DESCRIPTION OF THE TASK.
Search the data for the word "glyph" and copy every line that contains it.

TASK DATA.
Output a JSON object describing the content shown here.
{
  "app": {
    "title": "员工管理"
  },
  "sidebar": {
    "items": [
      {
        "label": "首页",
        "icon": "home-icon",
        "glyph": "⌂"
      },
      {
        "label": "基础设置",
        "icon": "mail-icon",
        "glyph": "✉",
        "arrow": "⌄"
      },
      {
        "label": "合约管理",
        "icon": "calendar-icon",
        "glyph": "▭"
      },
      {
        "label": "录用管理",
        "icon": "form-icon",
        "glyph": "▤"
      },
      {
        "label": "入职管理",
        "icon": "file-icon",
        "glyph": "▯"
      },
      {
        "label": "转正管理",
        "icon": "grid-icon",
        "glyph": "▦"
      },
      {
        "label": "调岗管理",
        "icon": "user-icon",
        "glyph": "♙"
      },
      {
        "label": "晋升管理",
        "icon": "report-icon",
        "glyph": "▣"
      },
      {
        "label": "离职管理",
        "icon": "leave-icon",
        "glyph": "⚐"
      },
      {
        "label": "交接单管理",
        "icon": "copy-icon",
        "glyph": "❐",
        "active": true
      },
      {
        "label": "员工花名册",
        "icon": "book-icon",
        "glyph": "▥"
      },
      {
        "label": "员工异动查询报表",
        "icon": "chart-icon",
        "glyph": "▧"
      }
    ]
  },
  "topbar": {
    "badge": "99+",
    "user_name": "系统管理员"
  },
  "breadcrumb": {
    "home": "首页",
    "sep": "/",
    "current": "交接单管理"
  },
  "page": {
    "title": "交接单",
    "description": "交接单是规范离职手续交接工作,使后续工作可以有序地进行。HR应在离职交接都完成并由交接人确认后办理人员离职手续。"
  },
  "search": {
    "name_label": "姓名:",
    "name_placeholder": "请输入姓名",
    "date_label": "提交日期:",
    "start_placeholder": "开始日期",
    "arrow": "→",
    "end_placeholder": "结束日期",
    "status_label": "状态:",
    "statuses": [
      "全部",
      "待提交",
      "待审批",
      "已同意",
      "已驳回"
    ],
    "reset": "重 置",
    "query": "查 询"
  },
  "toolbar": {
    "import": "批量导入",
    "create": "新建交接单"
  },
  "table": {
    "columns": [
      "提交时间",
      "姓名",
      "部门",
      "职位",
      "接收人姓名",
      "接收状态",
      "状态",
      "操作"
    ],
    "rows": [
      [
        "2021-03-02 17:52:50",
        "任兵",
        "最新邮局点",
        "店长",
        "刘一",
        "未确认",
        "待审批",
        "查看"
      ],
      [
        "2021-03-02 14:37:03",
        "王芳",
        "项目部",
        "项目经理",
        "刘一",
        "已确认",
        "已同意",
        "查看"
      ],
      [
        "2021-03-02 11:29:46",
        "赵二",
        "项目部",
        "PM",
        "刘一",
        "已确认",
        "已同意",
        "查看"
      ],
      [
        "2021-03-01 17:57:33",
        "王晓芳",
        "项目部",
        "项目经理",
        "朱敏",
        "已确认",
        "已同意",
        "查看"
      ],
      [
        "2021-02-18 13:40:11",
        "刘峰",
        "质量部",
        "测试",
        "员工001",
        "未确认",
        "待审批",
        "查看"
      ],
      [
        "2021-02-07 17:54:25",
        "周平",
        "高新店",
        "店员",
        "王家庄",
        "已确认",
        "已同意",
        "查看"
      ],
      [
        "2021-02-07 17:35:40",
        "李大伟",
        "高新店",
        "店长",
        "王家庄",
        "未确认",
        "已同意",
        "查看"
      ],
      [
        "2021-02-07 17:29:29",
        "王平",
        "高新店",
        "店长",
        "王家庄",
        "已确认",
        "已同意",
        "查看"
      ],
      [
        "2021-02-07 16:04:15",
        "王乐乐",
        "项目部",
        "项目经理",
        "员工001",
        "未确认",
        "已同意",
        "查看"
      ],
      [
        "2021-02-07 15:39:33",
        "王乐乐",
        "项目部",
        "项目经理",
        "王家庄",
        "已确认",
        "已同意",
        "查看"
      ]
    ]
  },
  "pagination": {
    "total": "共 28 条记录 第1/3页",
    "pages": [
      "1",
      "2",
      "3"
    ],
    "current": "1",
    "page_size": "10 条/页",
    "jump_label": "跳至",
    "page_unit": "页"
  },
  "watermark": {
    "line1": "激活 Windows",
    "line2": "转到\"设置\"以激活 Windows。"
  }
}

SOLUTION BELOW.
        "glyph": "⌂"
        "glyph": "✉",
        "glyph": "▭"
        "glyph": "▤"
        "glyph": "▯"
        "glyph": "▦"
        "glyph": "♙"
        "glyph": "▣"
        "glyph": "⚐"
        "glyph": "❐",
        "glyph": "▥"
        "glyph": "▧"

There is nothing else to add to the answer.